As always with classic album dissections, Jim and Greg choose their own tracks from Amazing Grace to highlight. Jim goes with "Precious Lord (Take My Hand)/You've Got a Friend," a medley that melds a classic gospel tune with Carole King's decidedly secular pop hit. Greg chooses "How I Got Over," a Clara Ward cover that, he explains, was closely associated with the ongoing civil rights movement.

Go to episode 332
news

Music News

A group of musicians led by the estate of jazz musician Chet Baker filed a lawsuit against the four major record labels in Canada. The labels were using artists' songs for compilation albums, but had yet to pay any royalties. Now they're paying up to the tune of $47 million.

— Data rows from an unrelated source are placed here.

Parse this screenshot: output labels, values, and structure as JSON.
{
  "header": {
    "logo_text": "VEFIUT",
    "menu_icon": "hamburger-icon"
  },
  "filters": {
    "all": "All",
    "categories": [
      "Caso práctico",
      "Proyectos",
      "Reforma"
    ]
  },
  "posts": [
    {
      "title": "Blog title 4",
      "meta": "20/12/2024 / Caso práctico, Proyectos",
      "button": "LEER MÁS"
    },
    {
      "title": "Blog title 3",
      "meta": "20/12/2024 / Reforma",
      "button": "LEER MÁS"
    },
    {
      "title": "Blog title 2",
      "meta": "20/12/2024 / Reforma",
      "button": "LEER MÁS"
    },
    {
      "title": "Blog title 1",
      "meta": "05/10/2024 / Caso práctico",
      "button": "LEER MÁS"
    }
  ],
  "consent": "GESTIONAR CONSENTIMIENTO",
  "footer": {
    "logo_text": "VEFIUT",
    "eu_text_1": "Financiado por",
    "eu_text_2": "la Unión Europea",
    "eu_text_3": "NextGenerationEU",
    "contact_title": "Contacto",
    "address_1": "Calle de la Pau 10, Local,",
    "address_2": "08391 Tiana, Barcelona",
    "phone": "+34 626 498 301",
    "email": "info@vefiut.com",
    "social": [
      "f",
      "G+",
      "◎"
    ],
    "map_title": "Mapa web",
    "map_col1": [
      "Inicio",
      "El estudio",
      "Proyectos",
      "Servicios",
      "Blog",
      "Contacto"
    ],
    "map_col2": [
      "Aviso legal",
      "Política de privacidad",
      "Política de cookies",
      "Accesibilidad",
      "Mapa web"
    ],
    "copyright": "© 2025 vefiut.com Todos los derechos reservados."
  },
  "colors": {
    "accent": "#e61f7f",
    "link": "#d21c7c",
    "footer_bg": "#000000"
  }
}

Music publisher and television host Don Kirshner died this week at age 76. Kirshner began his career in music at the Brill Building, working with songwriters and producers like Carole King and Phil Spector. He then developed bubblegum acts The Monkees and The Archies before going on to host Don Kirshner's Rock Hour in 1973. Greg and Jim both fondly remember watching Kirshner's stiff, deadpan intros to that era's great acts including Kiss, Led Zeppelin and Sly and the Family Stone. To pay homage to Kirshner, Jim and Greg choose to play Blue Oyster Cult's "Marshall Plan," which features a sample of an intro by Kirshner.

Go to episode 269

Music News

Lyricist Gerry Goffin, whose songwriting partnership in the early 1960's with then-wife Carole King resulted in some of the biggest hits of the era, died this week at age 75. Broadway fans may have recently seen this creative and romantic relationship fall apart on stage in the musical "Beautiful: The Carole King Musical." But, the songs endure, including "(You Make Me Feel Like) A Natural Woman," "Up on the Roof" and "Pleasant Valley Sunday," performed by The Monkees.

For more on the Brill Building era, check out Jim and Greg's interview with another famous songwriting duo, Barry Mann & Cynthia Weil.

Go to episode 448